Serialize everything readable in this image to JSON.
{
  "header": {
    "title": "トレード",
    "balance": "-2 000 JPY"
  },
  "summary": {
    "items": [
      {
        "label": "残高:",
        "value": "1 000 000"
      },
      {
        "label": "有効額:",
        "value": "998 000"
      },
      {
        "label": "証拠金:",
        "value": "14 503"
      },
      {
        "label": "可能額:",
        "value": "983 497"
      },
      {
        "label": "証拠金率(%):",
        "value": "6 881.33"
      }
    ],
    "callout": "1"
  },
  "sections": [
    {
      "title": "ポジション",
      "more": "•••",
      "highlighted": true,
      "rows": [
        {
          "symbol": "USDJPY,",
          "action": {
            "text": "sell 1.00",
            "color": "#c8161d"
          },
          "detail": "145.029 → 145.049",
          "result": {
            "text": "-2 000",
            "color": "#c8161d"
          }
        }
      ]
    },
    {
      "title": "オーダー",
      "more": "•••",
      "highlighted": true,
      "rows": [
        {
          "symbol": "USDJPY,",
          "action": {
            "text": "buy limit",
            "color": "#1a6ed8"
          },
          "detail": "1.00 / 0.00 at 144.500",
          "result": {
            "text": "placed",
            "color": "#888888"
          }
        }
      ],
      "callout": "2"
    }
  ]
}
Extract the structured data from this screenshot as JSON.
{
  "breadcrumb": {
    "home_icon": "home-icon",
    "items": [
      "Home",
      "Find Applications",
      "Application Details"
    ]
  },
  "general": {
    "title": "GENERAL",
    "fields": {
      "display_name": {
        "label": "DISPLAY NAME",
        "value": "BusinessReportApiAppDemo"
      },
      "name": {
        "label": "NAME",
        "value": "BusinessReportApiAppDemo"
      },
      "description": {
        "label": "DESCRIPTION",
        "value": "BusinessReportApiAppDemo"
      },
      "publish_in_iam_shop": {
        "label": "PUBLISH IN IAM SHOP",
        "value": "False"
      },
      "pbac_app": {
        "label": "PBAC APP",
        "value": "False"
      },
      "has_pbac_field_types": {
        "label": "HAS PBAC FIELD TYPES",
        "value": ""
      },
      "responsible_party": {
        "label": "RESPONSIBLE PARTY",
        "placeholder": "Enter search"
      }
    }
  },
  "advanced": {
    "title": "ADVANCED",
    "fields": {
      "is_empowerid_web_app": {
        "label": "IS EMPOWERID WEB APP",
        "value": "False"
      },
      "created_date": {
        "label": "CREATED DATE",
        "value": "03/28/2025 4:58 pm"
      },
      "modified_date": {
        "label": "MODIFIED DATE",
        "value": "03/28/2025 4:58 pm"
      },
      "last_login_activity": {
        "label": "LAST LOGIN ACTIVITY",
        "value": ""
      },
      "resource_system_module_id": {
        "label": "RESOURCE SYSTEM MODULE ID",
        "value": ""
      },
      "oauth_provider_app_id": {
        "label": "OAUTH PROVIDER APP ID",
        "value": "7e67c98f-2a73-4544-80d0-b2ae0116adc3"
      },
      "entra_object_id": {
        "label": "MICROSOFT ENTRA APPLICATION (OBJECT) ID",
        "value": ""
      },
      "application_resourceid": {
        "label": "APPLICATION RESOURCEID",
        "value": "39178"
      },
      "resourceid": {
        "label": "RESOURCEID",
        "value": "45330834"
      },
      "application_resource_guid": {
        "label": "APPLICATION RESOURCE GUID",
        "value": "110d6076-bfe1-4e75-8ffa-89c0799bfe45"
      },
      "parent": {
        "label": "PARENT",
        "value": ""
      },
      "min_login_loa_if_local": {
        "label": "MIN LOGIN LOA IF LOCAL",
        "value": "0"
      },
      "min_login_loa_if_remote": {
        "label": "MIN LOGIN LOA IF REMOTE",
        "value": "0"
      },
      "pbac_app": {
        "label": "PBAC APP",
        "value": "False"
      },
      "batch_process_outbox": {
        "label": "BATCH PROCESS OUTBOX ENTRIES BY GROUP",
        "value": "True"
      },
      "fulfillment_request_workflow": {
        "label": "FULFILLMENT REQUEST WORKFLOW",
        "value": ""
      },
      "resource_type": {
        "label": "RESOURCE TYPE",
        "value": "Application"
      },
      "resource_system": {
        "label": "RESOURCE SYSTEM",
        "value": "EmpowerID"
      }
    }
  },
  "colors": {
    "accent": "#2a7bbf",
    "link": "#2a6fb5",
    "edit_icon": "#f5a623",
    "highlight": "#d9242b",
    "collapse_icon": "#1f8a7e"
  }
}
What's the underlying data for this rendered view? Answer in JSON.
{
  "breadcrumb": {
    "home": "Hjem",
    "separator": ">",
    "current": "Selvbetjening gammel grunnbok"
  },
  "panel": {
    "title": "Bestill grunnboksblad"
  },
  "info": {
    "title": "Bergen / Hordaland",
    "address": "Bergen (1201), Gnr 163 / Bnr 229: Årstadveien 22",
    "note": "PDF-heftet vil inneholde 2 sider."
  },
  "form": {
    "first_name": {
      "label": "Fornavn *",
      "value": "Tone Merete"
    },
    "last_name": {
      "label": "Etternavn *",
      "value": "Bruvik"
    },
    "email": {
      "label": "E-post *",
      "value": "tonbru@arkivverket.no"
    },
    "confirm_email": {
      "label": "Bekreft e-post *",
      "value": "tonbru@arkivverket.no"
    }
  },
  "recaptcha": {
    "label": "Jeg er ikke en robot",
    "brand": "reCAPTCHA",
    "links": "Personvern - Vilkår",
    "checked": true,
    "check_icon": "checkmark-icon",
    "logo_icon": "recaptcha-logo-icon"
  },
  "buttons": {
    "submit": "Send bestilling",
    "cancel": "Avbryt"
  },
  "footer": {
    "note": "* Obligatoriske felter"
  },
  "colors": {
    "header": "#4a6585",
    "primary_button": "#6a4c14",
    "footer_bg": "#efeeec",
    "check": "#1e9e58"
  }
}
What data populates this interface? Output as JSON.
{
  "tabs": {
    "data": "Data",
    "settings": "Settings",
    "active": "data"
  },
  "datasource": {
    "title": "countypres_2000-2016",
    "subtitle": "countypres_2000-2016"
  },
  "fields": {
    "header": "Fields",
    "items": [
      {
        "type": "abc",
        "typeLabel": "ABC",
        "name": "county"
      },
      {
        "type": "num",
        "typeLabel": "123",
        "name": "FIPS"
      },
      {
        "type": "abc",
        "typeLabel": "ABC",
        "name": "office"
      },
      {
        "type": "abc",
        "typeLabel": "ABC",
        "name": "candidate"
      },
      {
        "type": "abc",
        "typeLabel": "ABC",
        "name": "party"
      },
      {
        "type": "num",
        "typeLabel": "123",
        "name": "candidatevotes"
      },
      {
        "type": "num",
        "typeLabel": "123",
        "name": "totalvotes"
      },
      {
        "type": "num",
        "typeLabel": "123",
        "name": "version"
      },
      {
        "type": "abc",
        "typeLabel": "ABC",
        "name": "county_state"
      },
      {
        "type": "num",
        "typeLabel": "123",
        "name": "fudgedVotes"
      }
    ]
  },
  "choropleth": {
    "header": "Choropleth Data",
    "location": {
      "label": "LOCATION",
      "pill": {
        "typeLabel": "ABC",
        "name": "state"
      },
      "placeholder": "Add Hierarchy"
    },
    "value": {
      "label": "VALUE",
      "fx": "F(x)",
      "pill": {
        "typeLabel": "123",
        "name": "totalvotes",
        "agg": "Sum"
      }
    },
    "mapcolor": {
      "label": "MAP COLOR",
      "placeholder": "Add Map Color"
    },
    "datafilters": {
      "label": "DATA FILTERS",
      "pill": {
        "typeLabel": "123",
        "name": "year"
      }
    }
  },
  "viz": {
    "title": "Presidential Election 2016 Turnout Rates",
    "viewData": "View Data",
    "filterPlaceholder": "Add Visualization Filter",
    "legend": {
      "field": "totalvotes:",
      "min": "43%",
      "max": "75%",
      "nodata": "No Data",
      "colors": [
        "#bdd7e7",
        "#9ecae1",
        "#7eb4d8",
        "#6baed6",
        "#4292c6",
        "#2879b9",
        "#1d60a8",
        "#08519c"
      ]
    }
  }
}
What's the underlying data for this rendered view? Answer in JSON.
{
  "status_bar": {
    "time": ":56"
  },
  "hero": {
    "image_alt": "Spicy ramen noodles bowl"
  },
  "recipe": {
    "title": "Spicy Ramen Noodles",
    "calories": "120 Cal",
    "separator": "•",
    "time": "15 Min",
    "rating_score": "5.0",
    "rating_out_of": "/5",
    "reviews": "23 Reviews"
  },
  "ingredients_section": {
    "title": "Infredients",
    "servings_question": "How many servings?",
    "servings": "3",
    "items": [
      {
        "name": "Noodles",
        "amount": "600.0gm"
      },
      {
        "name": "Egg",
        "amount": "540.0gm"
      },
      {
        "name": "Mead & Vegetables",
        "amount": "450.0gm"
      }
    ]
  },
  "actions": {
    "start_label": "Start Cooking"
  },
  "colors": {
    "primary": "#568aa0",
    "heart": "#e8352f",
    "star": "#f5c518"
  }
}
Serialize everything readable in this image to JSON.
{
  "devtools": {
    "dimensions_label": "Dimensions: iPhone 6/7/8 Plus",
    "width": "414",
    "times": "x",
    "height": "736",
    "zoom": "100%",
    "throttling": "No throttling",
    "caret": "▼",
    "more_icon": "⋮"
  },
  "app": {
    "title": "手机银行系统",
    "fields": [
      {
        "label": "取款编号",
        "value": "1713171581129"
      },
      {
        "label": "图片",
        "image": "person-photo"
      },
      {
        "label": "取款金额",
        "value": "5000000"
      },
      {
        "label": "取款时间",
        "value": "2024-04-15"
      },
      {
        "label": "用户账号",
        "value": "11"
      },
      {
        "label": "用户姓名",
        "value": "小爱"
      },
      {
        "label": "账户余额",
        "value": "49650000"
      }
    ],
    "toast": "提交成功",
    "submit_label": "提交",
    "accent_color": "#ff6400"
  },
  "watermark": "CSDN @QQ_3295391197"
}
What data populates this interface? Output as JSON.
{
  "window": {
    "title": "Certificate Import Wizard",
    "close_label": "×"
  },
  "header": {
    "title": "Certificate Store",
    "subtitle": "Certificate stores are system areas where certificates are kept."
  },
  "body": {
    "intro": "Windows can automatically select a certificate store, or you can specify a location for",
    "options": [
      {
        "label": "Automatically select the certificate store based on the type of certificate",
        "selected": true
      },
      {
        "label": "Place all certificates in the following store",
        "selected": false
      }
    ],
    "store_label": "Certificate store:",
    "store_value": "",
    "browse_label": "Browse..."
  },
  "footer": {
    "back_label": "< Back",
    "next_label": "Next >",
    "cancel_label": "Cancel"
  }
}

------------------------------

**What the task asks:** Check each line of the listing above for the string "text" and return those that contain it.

**Solution for this exercise:**
            "text": "sell 1.00",
            "text": "-2 000",
            "text": "buy limit",
            "text": "placed",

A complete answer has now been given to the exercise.